Ugh, I don’t like something about this question, but I’ll try to answer it anyway.
I’m not sure there was an aha moment when I realized that I was a writer. A couple of years ago, I was skimming through my archived blog posts looking for a cinnamon roll recipe that my husband wanted me to remake. I paused long enough to reread one of my entries and was surprised by how clear it was and how witty I had been. For several moments, I didn’t believe that I had written it.
By blogging regularly for the last five years, I suppose I am considered a writer now. However, I think that being a writer is really about enjoying the act of writing. For me, the process of writing is like creating individual puzzle pieces and then trying to arrange them in a way that forms a clear picture in the mind of my reader.
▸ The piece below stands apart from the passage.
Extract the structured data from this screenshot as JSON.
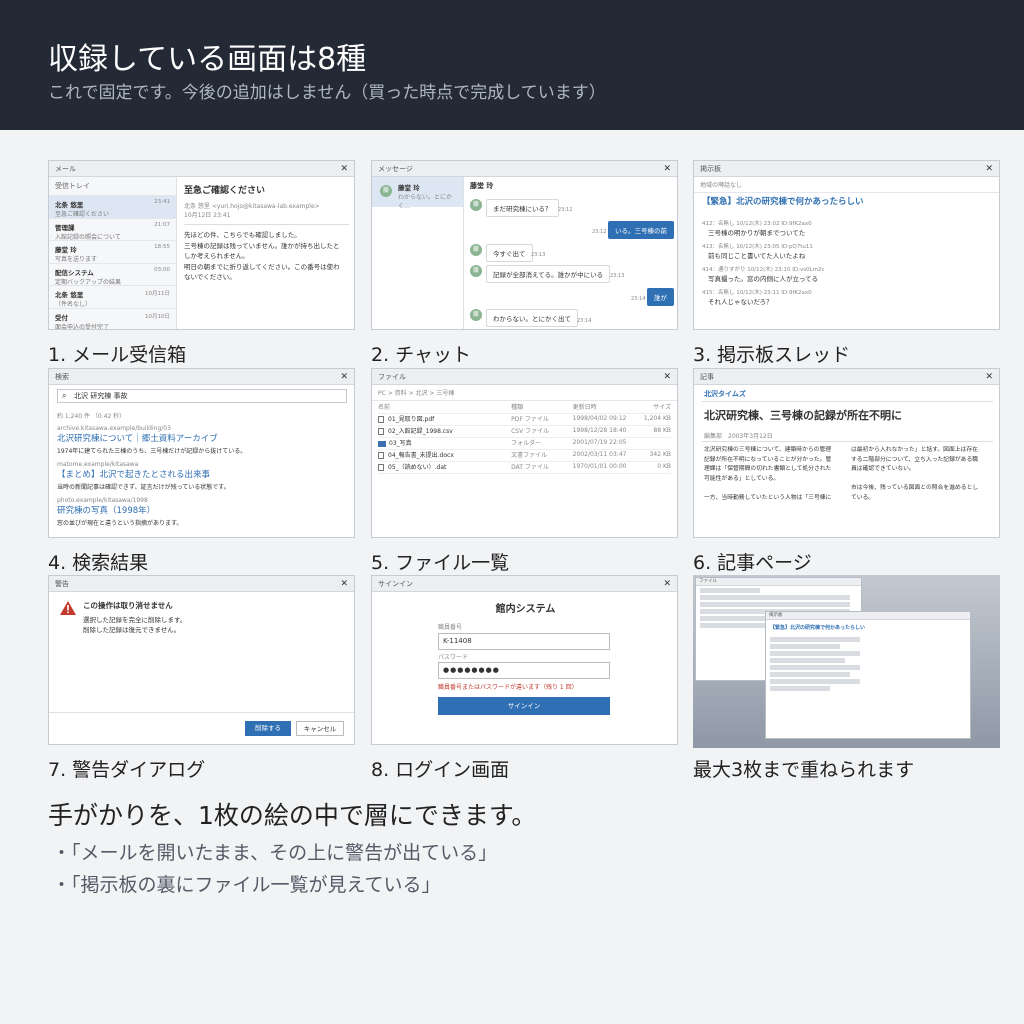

I haven’t always liked to write. In fact, while video-chatting with my mom a few days ago, she showed me a notebook from my sophomore year of high school. In the notebook, she had written some advice about how to write an essay. (I had a new English teacher who incorrectly assumed that we had been taught the basics of writing during our freshman year.) My mom recommended first sketching out an outline of ideas, then filling in the details, and finally undergoing multiple rounds of rereading and revising. It was a rough time for me (and my mom, I bet) but I eventually figured it out. (And it turns out that is the same process they currently teach in beginning writer’s workshops! Way to go, mom!)
While I loathed writing assignments in high school, since then, the act of writing has become a source of joy for me. In fact, since the launch of this blog last month, I’ve been writing late into the evenings, forgoing sleep, because I’m having such a great time sharing these Musings with my readers.
In my limited free time, when I’m not writing, I’ve been reading books about writing. My favorite so far is Bird by Bird by Anne Lamott, although she talks about having paralytic self-criticism which, thankfully, I haven’t experienced yet. (But maybe I should?!) I heard that Stephen King’s book On Writing is very good and I’d also like to read Ray Bradbury’s Zen in the Art of Writing. My sister swears by the creativity-boosting methods discussed in The Artist’s Way by Julia Cameron. There simply isn’t enough time in the day (or night)!
Can you recommend a good book about writing? Let me know in the comments.
~ Phoebe DeCook